- The Washington Times - Wednesday, November 1, 2017

American Bar Association evaluators referred to conservatives as “you people” and prodded one of President Trump’s judicial picks on his personal beliefs about abortion before slapping him with the group’s lowest judicial rating, the nominee told Congress on Wednesday.

Leonard Grasz, nominated for the 8th U.S. Circuit Court of Appeals, received a “not qualified” rating from the ABA after the grilling. He said that during the questioning it became clear the ABA evaluators didn’t like his pro-life stance.

“I was asked repeatedly for my personal opinion on social issues including abortion — it seemed to be a great topic of interest to the reviewer,” Mr. Grasz, an Omaha based lawyer, told the Senate Judiciary Committee.

“The interviewer repeatedly used in a negative connotation in the phrase, ‘you people,’ and at one point, I stopped him and I said, ‘sir, who do you mean by you people?’ And he said, ‘conservatives and Republicans.’”

Mr. Grasz also said a reviewer questioned him about a white paper he wrote while serving as chief deputy attorney general of Nebraska that criticized the ABA’s role in reviewing state judges and their positions on Second Amendment and abortion rights issues.

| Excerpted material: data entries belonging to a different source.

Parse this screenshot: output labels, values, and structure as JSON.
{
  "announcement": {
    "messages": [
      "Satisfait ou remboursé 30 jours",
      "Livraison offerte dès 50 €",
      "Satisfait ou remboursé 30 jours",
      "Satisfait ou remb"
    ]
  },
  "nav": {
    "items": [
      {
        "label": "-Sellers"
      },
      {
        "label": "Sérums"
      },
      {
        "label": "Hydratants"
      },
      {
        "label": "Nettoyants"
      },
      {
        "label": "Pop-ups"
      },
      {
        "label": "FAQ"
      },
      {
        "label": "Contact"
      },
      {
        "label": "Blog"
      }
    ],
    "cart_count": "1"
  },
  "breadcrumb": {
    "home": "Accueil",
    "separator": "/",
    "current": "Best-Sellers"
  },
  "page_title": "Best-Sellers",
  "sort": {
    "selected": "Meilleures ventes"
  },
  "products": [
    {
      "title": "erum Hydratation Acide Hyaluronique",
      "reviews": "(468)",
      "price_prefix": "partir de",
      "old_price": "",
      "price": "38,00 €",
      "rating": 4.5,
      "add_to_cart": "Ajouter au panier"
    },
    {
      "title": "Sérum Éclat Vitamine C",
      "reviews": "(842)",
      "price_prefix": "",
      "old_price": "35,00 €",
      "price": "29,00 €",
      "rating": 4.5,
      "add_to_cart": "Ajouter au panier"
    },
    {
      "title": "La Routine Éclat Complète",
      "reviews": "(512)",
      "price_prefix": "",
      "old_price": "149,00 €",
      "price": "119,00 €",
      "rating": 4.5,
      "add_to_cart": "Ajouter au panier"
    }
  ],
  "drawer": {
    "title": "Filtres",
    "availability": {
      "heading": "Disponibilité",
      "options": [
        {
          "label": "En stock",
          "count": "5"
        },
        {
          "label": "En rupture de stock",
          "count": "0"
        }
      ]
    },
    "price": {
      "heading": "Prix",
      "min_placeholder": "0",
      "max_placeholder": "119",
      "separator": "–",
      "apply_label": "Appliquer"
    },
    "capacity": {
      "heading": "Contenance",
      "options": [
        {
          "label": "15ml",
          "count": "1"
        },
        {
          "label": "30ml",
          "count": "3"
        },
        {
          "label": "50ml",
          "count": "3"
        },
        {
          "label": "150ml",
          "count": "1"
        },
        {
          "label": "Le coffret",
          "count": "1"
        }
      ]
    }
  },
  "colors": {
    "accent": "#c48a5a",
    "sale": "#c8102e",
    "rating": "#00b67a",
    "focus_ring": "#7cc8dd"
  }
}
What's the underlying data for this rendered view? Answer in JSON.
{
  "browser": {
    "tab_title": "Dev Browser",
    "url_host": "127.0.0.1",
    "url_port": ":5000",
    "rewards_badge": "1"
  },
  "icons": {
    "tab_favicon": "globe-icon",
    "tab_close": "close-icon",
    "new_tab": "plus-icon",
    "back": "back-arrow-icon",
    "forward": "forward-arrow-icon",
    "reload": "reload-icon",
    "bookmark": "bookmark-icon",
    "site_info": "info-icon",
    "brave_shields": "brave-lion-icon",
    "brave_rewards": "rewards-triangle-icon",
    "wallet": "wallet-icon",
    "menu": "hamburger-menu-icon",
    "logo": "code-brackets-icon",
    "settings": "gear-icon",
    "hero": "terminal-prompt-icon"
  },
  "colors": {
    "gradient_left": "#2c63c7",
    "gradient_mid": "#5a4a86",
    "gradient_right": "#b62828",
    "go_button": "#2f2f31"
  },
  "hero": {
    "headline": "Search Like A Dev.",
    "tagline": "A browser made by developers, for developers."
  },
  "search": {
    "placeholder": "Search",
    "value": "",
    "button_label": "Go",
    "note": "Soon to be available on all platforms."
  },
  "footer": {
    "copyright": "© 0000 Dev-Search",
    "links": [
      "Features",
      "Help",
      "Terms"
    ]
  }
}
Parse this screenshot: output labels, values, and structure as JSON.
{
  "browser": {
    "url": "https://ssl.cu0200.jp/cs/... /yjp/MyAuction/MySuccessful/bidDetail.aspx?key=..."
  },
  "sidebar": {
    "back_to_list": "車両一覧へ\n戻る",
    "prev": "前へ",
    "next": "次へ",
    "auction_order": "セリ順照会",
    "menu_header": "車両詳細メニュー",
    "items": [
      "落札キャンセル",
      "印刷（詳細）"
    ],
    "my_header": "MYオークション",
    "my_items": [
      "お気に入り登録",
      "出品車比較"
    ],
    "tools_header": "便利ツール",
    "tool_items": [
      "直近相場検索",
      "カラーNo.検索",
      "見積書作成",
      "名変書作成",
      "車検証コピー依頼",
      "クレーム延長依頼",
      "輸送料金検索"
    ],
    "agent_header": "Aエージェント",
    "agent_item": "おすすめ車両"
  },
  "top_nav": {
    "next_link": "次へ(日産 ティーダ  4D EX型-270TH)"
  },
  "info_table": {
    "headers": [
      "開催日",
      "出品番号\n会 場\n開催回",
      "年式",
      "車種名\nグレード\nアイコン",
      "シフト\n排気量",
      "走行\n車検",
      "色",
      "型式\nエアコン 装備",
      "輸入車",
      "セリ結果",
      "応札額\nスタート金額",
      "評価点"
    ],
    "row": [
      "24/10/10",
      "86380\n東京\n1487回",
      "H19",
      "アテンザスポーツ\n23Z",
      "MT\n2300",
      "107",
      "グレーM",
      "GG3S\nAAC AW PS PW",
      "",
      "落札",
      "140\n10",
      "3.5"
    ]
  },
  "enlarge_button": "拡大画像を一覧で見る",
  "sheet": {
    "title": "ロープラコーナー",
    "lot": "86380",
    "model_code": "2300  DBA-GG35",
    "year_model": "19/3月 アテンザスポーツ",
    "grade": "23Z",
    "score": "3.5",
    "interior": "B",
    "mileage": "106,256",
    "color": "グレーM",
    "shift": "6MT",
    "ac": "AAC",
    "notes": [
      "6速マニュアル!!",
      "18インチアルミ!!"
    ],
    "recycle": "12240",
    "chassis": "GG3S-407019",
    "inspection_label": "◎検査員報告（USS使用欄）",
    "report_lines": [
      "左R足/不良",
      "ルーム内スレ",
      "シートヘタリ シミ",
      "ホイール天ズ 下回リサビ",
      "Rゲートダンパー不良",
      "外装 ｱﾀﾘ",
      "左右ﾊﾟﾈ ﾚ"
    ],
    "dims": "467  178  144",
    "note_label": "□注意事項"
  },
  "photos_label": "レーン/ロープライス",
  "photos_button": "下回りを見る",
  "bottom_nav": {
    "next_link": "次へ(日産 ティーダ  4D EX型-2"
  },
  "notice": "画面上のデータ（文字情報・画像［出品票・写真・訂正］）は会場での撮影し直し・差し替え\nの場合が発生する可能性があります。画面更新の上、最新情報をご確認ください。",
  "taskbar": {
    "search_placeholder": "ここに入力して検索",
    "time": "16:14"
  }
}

His comments were the latest strike against the ABA and its role in the judicial selection process. Democrats have called the ABA’s rating the “gold standard” for evaluating judicial picks, and have suggested low ratings should be a black mark against nominees.

Republicans have been more skeptical.

The ABA told The Washington Times it would not defend the evaluation now, instead saving itself for a Nov. 15 hearing when the group has been called to testify to the Judiciary Committee about its review process and why it found Mr. Grasz “not qualified” for the federal bench.

However, the ABA did post a statement online following Mr. Grasz’s hearing, saying it is proud of the committee’s “comprehensive, nonpartisan reviews.”

“The committee does not take into consideration a nominee’s philosophy, political affiliation or ideology,” the post read.

Pamela Bresnahan, chair of the ABA’s Standing Committee on the Federal Judiciary, authored Mr. Grasz’s evaluation for the Judiciary Committee and noted the review “is a nonpartisan process” in her eight page report.

“Mr. Grasz’s professional peers expressed concerns about his views of stare decisis, and questioned his commitment to it,” she wrote.

“In addition, a number of Grasz’s colleagues expressed the view that, in terms of judicial temperament, as evaluated by the Committee, Mr. Grasz is not ‘free from bias.’”

But Curt Levey, president of the conservative Committee for Justice, said the two members of the committee who evaluated Mr. Grasz were particularly progressive, and that in this case, it was a partisan analysis.

“Every now and again you have things like this slip through — like where the people who are appointed to do the evaluations are very far to the left,” he said.

“Most times, people who get unqualified ratings get confirmed anyway, so I suspect at the end of the day, it won’t make any difference.”

The ABA has been evaluating judges since 1953. But the ratings haven’t always been viewed as determinative in whether a nominee gets confirmed.

President George W. Bush didn’t wait for the ABA’s evaluation prior to nominating candidates for the judiciary, and Mr. Trump has decided not to wait either.

Republican lawmakers voiced concerns during Mr. Grasz’s hearing Wednesday about the ABA being political rather than a fair evaluator of legal qualifications.

“The ABA’s long history of political liberal activism makes it very hard to see how their process isn’t biased,” said Sen. Jeff Flake, Arizona Republican.

“Can you think of any possible reason why the ABA would need to ask you whether or not your children attended a Lutheran school?” he asked Mr. Grasz.

But Sen. Sheldon Whitehouse, Rhode Island Democrat, pointed out during the hearing 14 of the 15 members, with one abstaining, on the ABA’s committee found Mr. Grasz not qualified, noting the report said he has “a deeply held social agenda” and a history of partisan politics.

“I would not try to advise this committee on the amount of weight they would give on that,” Mr. Grasz responded.

Marge Baker, vice president for the progressive People For the American Way, said the ABA’s evaluation of Mr. Grasz suggests he won’t put aside his personal views as a federal judge.

“This is someone who neutral observers agree would be a biased partisan in a black robe — yet Sen. Grassley and the Republicans still seem intent on pushing his nomination forward,” said Ms. Baker, referring to Sen. Charles E. Grassley.

• Alex Swoyer can be reached at aswoyer@washingtontimes.com.

Copyright © 2022 The Washington Times, LLC. Click here for reprint permission.

Please read our comment policy before commenting.

Click to Read More and View Comments

Click to Hide